> Records shown:
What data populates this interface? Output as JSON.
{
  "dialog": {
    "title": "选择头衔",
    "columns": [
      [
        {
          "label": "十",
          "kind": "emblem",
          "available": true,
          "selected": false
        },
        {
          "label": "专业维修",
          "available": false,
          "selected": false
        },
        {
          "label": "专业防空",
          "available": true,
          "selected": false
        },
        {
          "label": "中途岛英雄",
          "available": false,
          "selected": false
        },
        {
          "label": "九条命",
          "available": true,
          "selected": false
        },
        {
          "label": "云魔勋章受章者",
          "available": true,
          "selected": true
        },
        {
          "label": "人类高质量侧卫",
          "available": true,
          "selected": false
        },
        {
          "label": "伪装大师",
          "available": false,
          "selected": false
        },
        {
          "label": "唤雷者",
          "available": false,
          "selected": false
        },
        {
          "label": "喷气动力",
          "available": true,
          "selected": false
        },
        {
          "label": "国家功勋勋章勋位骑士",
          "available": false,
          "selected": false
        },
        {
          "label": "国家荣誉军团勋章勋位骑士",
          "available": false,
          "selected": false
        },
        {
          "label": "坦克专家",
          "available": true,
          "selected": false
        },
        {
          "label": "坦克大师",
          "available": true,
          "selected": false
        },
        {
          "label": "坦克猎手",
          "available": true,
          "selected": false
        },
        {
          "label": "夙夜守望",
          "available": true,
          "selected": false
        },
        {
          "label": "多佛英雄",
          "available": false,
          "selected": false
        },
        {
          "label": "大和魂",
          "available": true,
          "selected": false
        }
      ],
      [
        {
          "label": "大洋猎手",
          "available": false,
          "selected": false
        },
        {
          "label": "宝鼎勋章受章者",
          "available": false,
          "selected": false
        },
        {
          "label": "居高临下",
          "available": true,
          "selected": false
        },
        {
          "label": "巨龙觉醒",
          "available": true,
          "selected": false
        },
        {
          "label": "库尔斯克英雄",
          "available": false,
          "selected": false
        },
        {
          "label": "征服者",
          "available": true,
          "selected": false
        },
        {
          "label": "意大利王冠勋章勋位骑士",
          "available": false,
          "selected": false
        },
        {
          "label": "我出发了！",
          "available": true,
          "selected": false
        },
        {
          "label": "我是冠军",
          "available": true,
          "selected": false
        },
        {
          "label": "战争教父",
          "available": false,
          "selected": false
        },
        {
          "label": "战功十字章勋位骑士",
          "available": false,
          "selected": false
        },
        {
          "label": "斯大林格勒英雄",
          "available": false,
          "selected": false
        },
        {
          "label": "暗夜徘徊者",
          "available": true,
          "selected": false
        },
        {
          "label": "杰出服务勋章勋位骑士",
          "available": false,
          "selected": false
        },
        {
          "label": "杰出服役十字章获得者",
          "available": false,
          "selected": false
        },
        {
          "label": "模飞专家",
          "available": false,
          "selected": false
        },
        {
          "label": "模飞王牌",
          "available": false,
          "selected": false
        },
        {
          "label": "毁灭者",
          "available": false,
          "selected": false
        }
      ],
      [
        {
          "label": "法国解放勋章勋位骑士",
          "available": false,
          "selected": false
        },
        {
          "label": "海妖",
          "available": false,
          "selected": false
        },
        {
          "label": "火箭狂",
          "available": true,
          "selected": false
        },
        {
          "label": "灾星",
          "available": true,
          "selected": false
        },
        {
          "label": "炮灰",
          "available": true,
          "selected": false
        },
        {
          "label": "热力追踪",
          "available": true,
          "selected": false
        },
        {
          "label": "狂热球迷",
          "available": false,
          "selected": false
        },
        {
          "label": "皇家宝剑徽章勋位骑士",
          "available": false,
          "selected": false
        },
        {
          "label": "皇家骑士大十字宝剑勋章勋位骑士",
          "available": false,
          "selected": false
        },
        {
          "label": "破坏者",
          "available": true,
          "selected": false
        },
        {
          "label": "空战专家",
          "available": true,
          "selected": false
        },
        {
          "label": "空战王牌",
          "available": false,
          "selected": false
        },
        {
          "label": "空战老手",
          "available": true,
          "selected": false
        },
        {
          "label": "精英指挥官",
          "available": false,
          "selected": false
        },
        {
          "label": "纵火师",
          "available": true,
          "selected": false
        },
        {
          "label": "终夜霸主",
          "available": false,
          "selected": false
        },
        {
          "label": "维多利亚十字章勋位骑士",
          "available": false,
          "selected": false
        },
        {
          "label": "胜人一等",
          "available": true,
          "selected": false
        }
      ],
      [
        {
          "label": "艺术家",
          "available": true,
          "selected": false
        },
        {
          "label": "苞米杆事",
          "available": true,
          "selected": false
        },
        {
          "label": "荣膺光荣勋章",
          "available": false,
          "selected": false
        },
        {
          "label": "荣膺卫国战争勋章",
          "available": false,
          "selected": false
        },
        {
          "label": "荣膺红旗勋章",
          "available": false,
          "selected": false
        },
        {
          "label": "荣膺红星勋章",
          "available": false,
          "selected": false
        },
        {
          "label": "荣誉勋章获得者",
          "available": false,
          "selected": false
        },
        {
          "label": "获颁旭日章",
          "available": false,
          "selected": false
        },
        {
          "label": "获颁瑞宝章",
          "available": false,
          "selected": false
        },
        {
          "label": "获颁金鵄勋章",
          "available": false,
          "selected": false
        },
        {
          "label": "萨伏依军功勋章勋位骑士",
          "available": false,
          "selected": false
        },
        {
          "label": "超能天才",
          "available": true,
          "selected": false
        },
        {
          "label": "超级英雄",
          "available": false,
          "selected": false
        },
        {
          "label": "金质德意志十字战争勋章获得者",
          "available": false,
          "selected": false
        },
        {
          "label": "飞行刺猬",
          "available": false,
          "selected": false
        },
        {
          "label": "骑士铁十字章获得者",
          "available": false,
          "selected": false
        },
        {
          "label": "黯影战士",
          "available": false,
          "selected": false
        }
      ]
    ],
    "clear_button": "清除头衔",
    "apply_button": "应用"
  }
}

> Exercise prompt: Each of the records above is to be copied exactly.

> Exercise result:
What data populates this interface? Output as JSON.
{
  "dialog": {
    "title": "选择头衔",
    "columns": [
      [
        {
          "label": "十",
          "kind": "emblem",
          "available": true,
          "selected": false
        },
        {
          "label": "专业维修",
          "available": false,
          "selected": false
        },
        {
          "label": "专业防空",
          "available": true,
          "selected": false
        },
        {
          "label": "中途岛英雄",
          "available": false,
          "selected": false
        },
        {
          "label": "九条命",
          "available": true,
          "selected": false
        },
        {
          "label": "云魔勋章受章者",
          "available": true,
          "selected": true
        },
        {
          "label": "人类高质量侧卫",
          "available": true,
          "selected": false
        },
        {
          "label": "伪装大师",
          "available": false,
          "selected": false
        },
        {
          "label": "唤雷者",
          "available": false,
          "selected": false
        },
        {
          "label": "喷气动力",
          "available": true,
          "selected": false
        },
        {
          "label": "国家功勋勋章勋位骑士",
          "available": false,
          "selected": false
        },
        {
          "label": "国家荣誉军团勋章勋位骑士",
          "available": false,
          "selected": false
        },
        {
          "label": "坦克专家",
          "available": true,
          "selected": false
        },
        {
          "label": "坦克大师",
          "available": true,
          "selected": false
        },
        {
          "label": "坦克猎手",
          "available": true,
          "selected": false
        },
        {
          "label": "夙夜守望",
          "available": true,
          "selected": false
        },
        {
          "label": "多佛英雄",
          "available": false,
          "selected": false
        },
        {
          "label": "大和魂",
          "available": true,
          "selected": false
        }
      ],
      [
        {
          "label": "大洋猎手",
          "available": false,
          "selected": false
        },
        {
          "label": "宝鼎勋章受章者",
          "available": false,
          "selected": false
        },
        {
          "label": "居高临下",
          "available": true,
          "selected": false
        },
        {
          "label": "巨龙觉醒",
          "available": true,
          "selected": false
        },
        {
          "label": "库尔斯克英雄",
          "available": false,
          "selected": false
        },
        {
          "label": "征服者",
          "available": true,
          "selected": false
        },
        {
          "label": "意大利王冠勋章勋位骑士",
          "available": false,
          "selected": false
        },
        {
          "label": "我出发了！",
          "available": true,
          "selected": false
        },
        {
          "label": "我是冠军",
          "available": true,
          "selected": false
        },
        {
          "label": "战争教父",
          "available": false,
          "selected": false
        },
        {
          "label": "战功十字章勋位骑士",
          "available": false,
          "selected": false
        },
        {
          "label": "斯大林格勒英雄",
          "available": false,
          "selected": false
        },
        {
          "label": "暗夜徘徊者",
          "available": true,
          "selected": false
        },
        {
          "label": "杰出服务勋章勋位骑士",
          "available": false,
          "selected": false
        },
        {
          "label": "杰出服役十字章获得者",
          "available": false,
          "selected": false
        },
        {
          "label": "模飞专家",
          "available": false,
          "selected": false
        },
        {
          "label": "模飞王牌",
          "available": false,
          "selected": false
        },
        {
          "label": "毁灭者",
          "available": false,
          "selected": false
        }
      ],
      [
        {
          "label": "法国解放勋章勋位骑士",
          "available": false,
          "selected": false
        },
        {
          "label": "海妖",
          "available": false,
          "selected": false
        },
        {
          "label": "火箭狂",
          "available": true,
          "selected": false
        },
        {
          "label": "灾星",
          "available": true,
          "selected": false
        },
        {
          "label": "炮灰",
          "available": true,
          "selected": false
        },
        {
          "label": "热力追踪",
          "available": true,
          "selected": false
        },
        {
          "label": "狂热球迷",
          "available": false,
          "selected": false
        },
        {
          "label": "皇家宝剑徽章勋位骑士",
          "available": false,
          "selected": false
        },
        {
          "label": "皇家骑士大十字宝剑勋章勋位骑士",
          "available": false,
          "selected": false
        },
        {
          "label": "破坏者",
          "available": true,
          "selected": false
        },
        {
          "label": "空战专家",
          "available": true,
          "selected": false
        },
        {
          "label": "空战王牌",
          "available": false,
          "selected": false
        },
        {
          "label": "空战老手",
          "available": true,
          "selected": false
        },
        {
          "label": "精英指挥官",
          "available": false,
          "selected": false
        },
        {
          "label": "纵火师",
          "available": true,
          "selected": false
        },
        {
          "label": "终夜霸主",
          "available": false,
          "selected": false
        },
        {
          "label": "维多利亚十字章勋位骑士",
          "available": false,
          "selected": false
        },
        {
          "label": "胜人一等",
          "available": true,
          "selected": false
        }
      ],
      [
        {
          "label": "艺术家",
          "available": true,
          "selected": false
        },
        {
          "label": "苞米杆事",
          "available": true,
          "selected": false
        },
        {
          "label": "荣膺光荣勋章",
          "available": false,
          "selected": false
        },
        {
          "label": "荣膺卫国战争勋章",
          "available": false,
          "selected": false
        },
        {
          "label": "荣膺红旗勋章",
          "available": false,
          "selected": false
        },
        {
          "label": "荣膺红星勋章",
          "available": false,
          "selected": false
        },
        {
          "label": "荣誉勋章获得者",
          "available": false,
          "selected": false
        },
        {
          "label": "获颁旭日章",
          "available": false,
          "selected": false
        },
        {
          "label": "获颁瑞宝章",
          "available": false,
          "selected": false
        },
        {
          "label": "获颁金鵄勋章",
          "available": false,
          "selected": false
        },
        {
          "label": "萨伏依军功勋章勋位骑士",
          "available": false,
          "selected": false
        },
        {
          "label": "超能天才",
          "available": true,
          "selected": false
        },
        {
          "label": "超级英雄",
          "available": false,
          "selected": false
        },
        {
          "label": "金质德意志十字战争勋章获得者",
          "available": false,
          "selected": false
        },
        {
          "label": "飞行刺猬",
          "available": false,
          "selected": false
        },
        {
          "label": "骑士铁十字章获得者",
          "available": false,
          "selected": false
        },
        {
          "label": "黯影战士",
          "available": false,
          "selected": false
        }
      ]
    ],
    "clear_button": "清除头衔",
    "apply_button": "应用"
  }
}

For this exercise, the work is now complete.